Some issues that are discovered during a home inspection are actually quite common.  Issues such as improper electrical wiring, aging roofing material, defective windows, and plumbing deficiencies are just a few of the most commonly found home inspection issues.  The purpose of a home inspection is not to make sure that every last thing in a home is perfect to your liking, however, it’s important that the home inspection determines the home has no glaring safety issues.

  • Discovery of Wood Destroying Insect “Termites” Problems
Wood destroying insect infestations can destroy a home.  Depending on your location, the likelihood of having wood destroying insect problems will vary.  There are many different types of wood destroying insects that can create problems in a home.  Wood-boring pests and insects, such as termites, can be a huge problem if not discovered. Termites cause approximately five billion dollars in damage to properties yearly.  Other common wood destroying pests include carpenter ants and powder post beetles.

Some home inspections will include a wood destroying insect inspection and others will not.  Be sure to ask your real estate agent whether or not they have any home inspectors or pest inspection companies who can make sure the home you’re purchasing does not have any pest or insect problems.

  • Negotiate
One of the advantages of having a home inspection performed before you buy is the power it might give you to negotiate a lower price. If a home you’re really interested in is on the edge of your price range, information gathered during the home inspection may give you the bargaining power to talk down the price. You can also insert language into a purchase contract that allows you to back out of an agreement if the inspection turns up problems.

  • Seller’s Repairs
Not only are you able to negotiate a lower price, many buyers include clauses in their contract requiring the seller to make the repairs necessary before any money is exchanged. If the seller is unwilling to complete the repairs, estimate the cost and ask them to take that amount off the total. Solid facts about the quality and condition of the home can give you valuable bargaining power.

  • Know What You’re Buying
In the end the most important reason to have a home inspection before you buy is to really know what you’re buying. Research your potential home like you would any other major purchase. The more you know, the fewer surprises there will be down the road. Home inspectors can help you make a decision based on your current budget as well as your future time and money investment.

  • Provides An “Out”
One of the biggest challenges that is faced during a real estate transaction is the home inspection phase.  Many transactions will not be able to move forward after a home inspection for various reasons.  The biggest reason a transaction doesn’t move forward is because a buyer and seller cannot agree on the repairs requested or the renegotiation’s from the inspection.

There are some circumstances where a buyer does not feel comfortable with the findings from the home inspection and will not proceed with the transaction, no matter what concessions and repairs are offered from a seller.  The home inspection, in most cases, provides an “out” for a buyer if they are not comfortable, which is another reason for having a home inspection when buying a home.

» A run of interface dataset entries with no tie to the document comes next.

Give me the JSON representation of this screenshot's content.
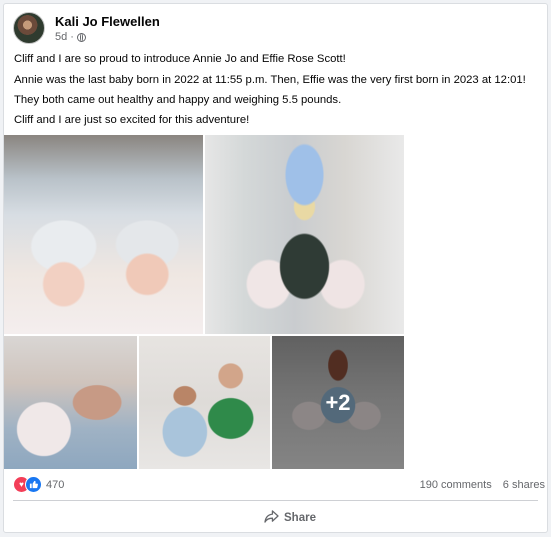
{
  "post": {
    "author": "Kali Jo Flewellen",
    "time": "5d",
    "paragraphs": [
      "Cliff and I are so proud to introduce Annie Jo and Effie Rose Scott!",
      "Annie was the last baby born in 2022 at 11:55 p.m. Then, Effie was the very first born in 2023 at 12:01!",
      "They both came out healthy and happy and weighing 5.5 pounds.",
      "Cliff and I are just so excited for this adventure!"
    ],
    "more_photos": "+2"
  },
  "reactions": {
    "icons": [
      "love-icon",
      "like-icon"
    ],
    "count": "470"
  },
  "stats": {
    "comments": "190 comments",
    "shares": "6 shares"
  },
  "actions": {
    "share_label": "Share"
  },
  "colors": {
    "love": "#f33e58",
    "like": "#1877f2",
    "secondary_text": "#65676b"
  }
}
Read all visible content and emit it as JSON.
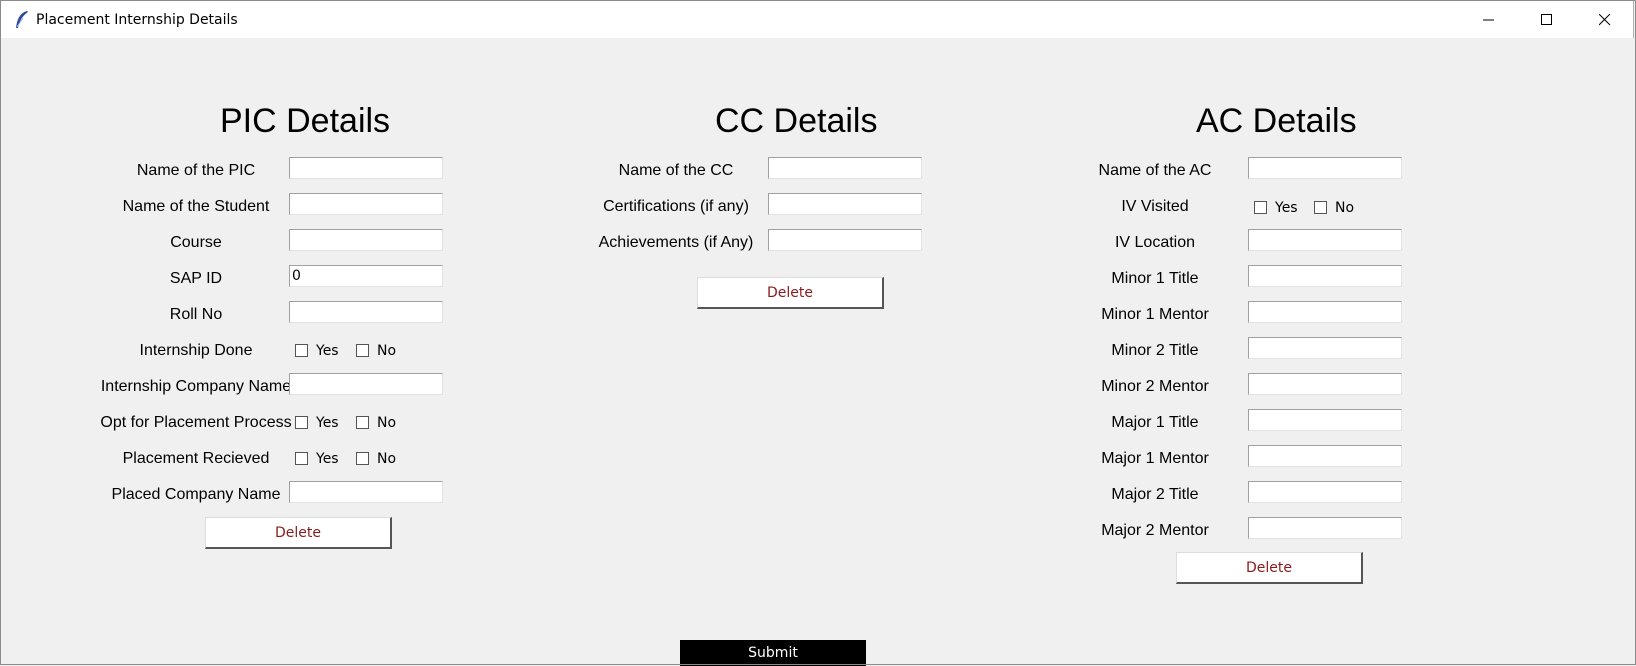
{
  "window": {
    "title": "Placement Internship Details",
    "icons": [
      "feather-icon",
      "minimize-icon",
      "maximize-icon",
      "close-icon"
    ]
  },
  "pic": {
    "title": "PIC Details",
    "name_pic": "Name of the PIC",
    "name_student": "Name of the Student",
    "course": "Course",
    "sap_id": "SAP ID",
    "sap_id_value": "0",
    "roll_no": "Roll No",
    "internship_done": "Internship Done",
    "internship_company": "Internship Company Name",
    "opt_placement": "Opt for Placement Process",
    "placement_received": "Placement Recieved",
    "placed_company": "Placed Company Name",
    "yes": "Yes",
    "no": "No",
    "delete": "Delete"
  },
  "cc": {
    "title": "CC Details",
    "name_cc": "Name of the CC",
    "certifications": "Certifications (if any)",
    "achievements": "Achievements (if Any)",
    "delete": "Delete"
  },
  "ac": {
    "title": "AC Details",
    "name_ac": "Name of the AC",
    "iv_visited": "IV Visited",
    "yes": "Yes",
    "no": "No",
    "iv_location": "IV Location",
    "minor1_title": "Minor 1 Title",
    "minor1_mentor": "Minor 1 Mentor",
    "minor2_title": "Minor 2 Title",
    "minor2_mentor": "Minor 2 Mentor",
    "major1_title": "Major 1 Title",
    "major1_mentor": "Major 1 Mentor",
    "major2_title": "Major 2 Title",
    "major2_mentor": "Major 2 Mentor",
    "delete": "Delete"
  },
  "submit": "Submit",
  "colors": {
    "background": "#f0f0f0",
    "delete_text": "#8b1a1a",
    "submit_bg": "#000000",
    "submit_text": "#ffffff"
  }
}
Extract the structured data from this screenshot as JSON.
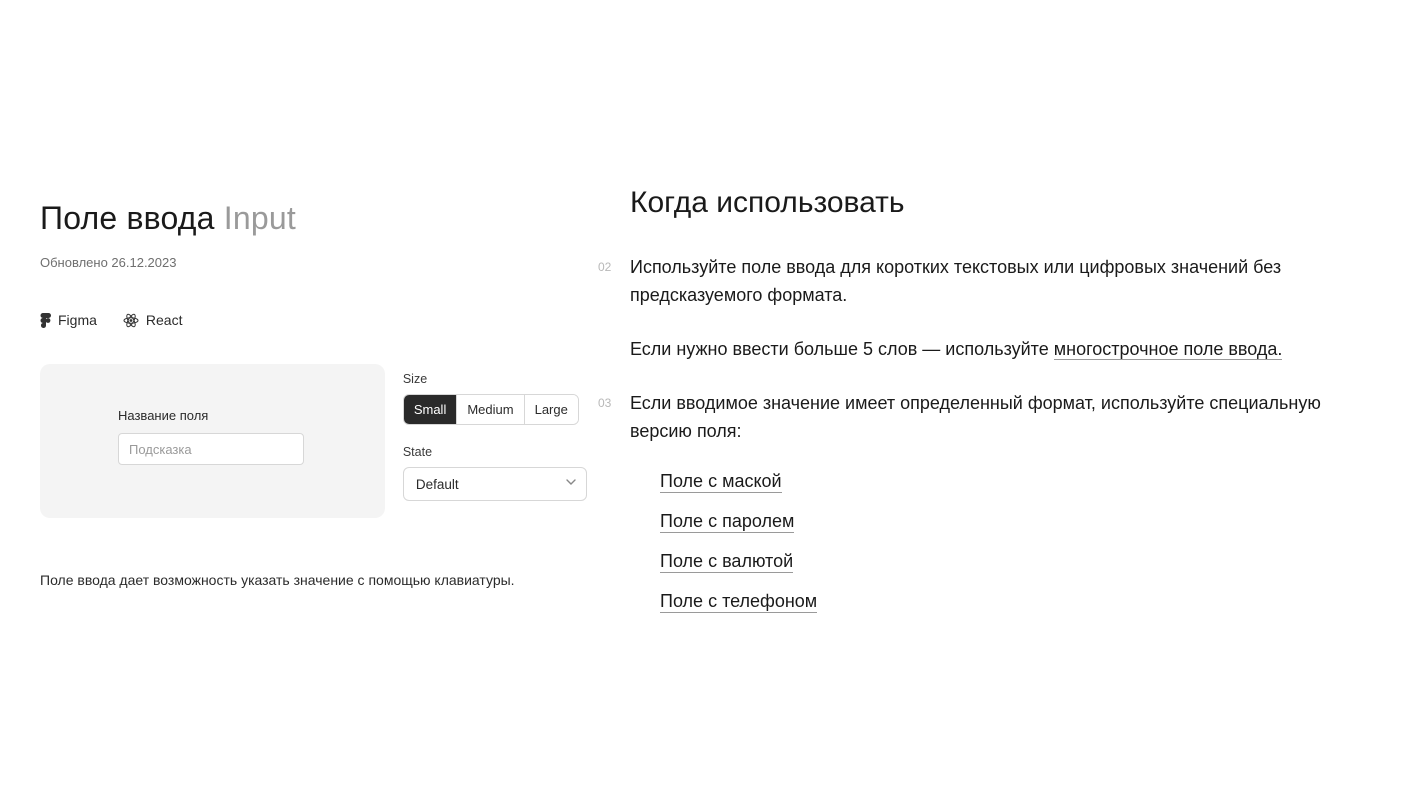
{
  "left": {
    "title_main": "Поле ввода",
    "title_sub": "Input",
    "updated": "Обновлено 26.12.2023",
    "links": {
      "figma": "Figma",
      "react": "React"
    },
    "demo": {
      "label": "Название поля",
      "placeholder": "Подсказка"
    },
    "controls": {
      "size_label": "Size",
      "sizes": {
        "small": "Small",
        "medium": "Medium",
        "large": "Large"
      },
      "state_label": "State",
      "state_value": "Default"
    },
    "lead": "Поле ввода дает возможность указать значение с помощью клавиатуры."
  },
  "right": {
    "section_title": "Когда использовать",
    "num_02": "02",
    "para_02a": "Используйте поле ввода для коротких текстовых или цифровых значений без предсказуемого формата.",
    "para_02b_prefix": "Если нужно ввести больше 5 слов — используйте ",
    "para_02b_link": "многострочное поле ввода.",
    "num_03": "03",
    "para_03": "Если вводимое значение имеет определенный формат, используйте специальную версию поля:",
    "spec_links": {
      "mask": "Поле с маской",
      "password": "Поле с паролем",
      "currency": "Поле с валютой",
      "phone": "Поле с телефоном"
    }
  }
}
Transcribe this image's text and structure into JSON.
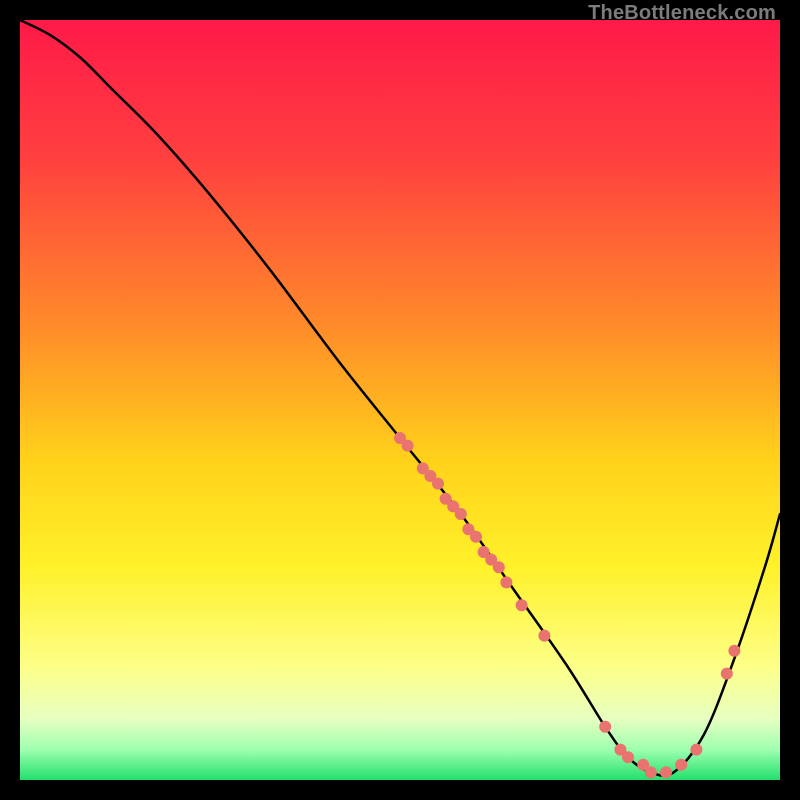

While it is rare that a buyer gets “cold feet” after an inspection, it does happen.

  • Final Thoughts
As you can see, having a home inspection is highly recommended when buying a home, for the many reasons listed above.  While a home inspector is not perfect and can miss issues during a home inspection, they are going to inspect the home in much more detail than you and your real estate agent did during your initial visit.

Just like you should interview a buyer’s agent when buying a home, you should contact potential home inspectors to ask them questions.  Some questions and things you should consider asking a home inspector include:

Can you provide references or testimonials?
Can I be at the home inspection?
What does your inspection include?
Can you send me a sample of your inspection report?
What sets you apart from other inspectors?